Knocked out tooth – Occasionally, a direct blow to the face will result in knocking out a tooth. If this occurs, you must get to the dentist quickly! If possible, soak the tooth in milk, place it under the victim’s tongue, or between the victim’s cheek and gum (this will help preserve the vitality of the tooth). Often times, a knocked out tooth can be re-implanted especially when professional help is obtained within 30 minutes after the accident.

Your healthy smile is of the most concern to our dental team here at Etobicoke Dental Clinic. Helping you achieve and attain an optimal level of oral health is very important to us. We are open six days a week and offer convenient hours of operation. If you have any questions, please call (416) 255-3333.



A Word or Two About Dentures


Dentures are removable prosthetic devices replacing missing teeth and surrounding tissues. There are two types of dentures available – complete (full) or partial dentures.

Complete dentures are used when all the teeth are missing, and are often referred to as “false teeth”, while partial dentures are used when some natural teeth remain.

Conventional full dentures are made after the teeth have been removed and the gums have had a chance to heal, usually eight to twelve weeks after the teeth extraction.

Immediate dentures are made in advance and can be inserted into the patient’s mouth immediately after the teeth are removed. This way the patient does not need to be without teeth during the healing process. But because the gums and bones shrink over time (especially during the healing period after the extractions), therefore these types of dentures would require more adjustments than conventional full complete dentures.

Should you have any questions, please contact our dental office to arrange a consultation with our Etobicoke denturist. Call (416) 255-3333.




Food & Your Teeth


Just like our bodies, our teeth and gums need many essential vitamins and minerals to stay strong and healthy. Moreover, it will ensure proper tooth development and strength within babies, children, adults and seniors.

Calcium, with help from phosphorous (e.g. eggs, beef, chicken, turkey, halibut) and Vitamin D (e.g. trout, salmon, tuna, egg yolk, mackerel, milk) are the main components of teeth and bones and a prime ingredient for preventing tooth decay, especially for growing children.

Dairy products such as milk, yogurt and cheese, are a great source of calcium.

Other options are leafy greens such as broccoli and bok choy, canned fish (with bones), almonds, Brazil nuts, and dried beans.

Fruit, Fiber and Veggies

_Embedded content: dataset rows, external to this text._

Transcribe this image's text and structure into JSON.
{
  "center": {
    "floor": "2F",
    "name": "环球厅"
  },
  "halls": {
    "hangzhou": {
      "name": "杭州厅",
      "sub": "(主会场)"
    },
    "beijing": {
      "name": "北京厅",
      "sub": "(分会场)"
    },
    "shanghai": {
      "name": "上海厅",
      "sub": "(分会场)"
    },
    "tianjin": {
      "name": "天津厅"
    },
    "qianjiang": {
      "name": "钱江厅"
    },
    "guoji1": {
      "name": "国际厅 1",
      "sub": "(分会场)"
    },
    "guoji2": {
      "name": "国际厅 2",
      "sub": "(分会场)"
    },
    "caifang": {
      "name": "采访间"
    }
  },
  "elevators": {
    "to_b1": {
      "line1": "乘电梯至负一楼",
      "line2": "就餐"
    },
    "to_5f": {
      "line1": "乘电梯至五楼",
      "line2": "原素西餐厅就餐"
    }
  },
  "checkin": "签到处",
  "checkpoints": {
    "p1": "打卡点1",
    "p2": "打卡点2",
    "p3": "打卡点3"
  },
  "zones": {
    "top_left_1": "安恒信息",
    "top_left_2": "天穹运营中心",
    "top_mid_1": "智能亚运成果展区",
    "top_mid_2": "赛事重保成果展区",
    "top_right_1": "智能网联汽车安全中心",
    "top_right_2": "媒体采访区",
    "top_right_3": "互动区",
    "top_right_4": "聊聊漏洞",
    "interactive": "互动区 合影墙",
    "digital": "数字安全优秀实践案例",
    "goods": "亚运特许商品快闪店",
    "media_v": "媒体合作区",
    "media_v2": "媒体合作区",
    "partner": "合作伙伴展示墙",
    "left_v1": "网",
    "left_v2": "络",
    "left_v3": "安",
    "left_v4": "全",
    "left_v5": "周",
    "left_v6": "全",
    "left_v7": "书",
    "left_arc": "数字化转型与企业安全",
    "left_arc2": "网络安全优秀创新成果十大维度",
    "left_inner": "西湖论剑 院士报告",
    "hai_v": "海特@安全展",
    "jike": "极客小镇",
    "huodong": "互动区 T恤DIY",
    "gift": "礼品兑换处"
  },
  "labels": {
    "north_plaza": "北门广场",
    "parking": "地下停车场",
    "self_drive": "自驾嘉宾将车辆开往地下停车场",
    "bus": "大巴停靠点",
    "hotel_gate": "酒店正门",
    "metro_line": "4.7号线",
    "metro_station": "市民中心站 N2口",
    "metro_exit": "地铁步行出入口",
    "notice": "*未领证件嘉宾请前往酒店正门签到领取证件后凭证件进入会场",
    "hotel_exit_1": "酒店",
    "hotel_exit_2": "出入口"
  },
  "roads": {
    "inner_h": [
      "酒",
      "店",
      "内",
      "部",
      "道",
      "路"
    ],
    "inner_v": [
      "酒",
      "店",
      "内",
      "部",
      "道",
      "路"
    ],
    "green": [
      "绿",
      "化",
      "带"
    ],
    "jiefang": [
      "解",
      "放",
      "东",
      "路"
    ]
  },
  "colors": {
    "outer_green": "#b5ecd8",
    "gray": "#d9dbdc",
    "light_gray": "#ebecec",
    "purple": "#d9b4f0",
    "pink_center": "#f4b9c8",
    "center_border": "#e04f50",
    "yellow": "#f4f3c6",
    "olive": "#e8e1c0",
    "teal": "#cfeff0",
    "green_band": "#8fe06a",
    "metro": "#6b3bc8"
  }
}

Good sources of fiber are dried fruits such as dates, raisins and figs, and fresh fruits, like bananas, apples and oranges. Other options include veggies such as beans, brussels sprouts and peas, peanuts, almonds, and bran. Eating high-fiber foods keeps your saliva flowing, which helps create mineral defenses against tooth decay.

Whole Grains

Whole grains provide B vitamins and iron, which help keep gums healthy. Whole grains also have magnesium- an important ingredient for bones and teeth. In addition, whole grains are high in fiber. Look for foods such as bran, brown rice, whole grain based cereals, and pasta which are good sources of whole grains.

Let’s not forget about vitamin A which is found in liver, pumpkin, carrots, sweet potato, mango, spinach, broccoli. Vitamin A is necessary for the formation of tooth enamel, while vitamin C is essential for healthy gums. So we should include citrus fruits, cantaloupe, strawberries, tomatoes and cabbage in our daily diet.

Fluoride will help prevent tooth decay. In children, it works with calcium and phosphorous to help strengthen enamel, and in older adults, it helps restore and harden enamel.

Sugary Snacks

When you get the munchies, focus on choosing healthy foods. Try to avoid sweets, because sugar partners with plaque to weaken enamel, leaving you vulnerable to tooth decay.

Contact Etobicoke Dental to arrange a consultation with our dentist. Call (416) 255-3333.




Dental Article #29

Coming soon!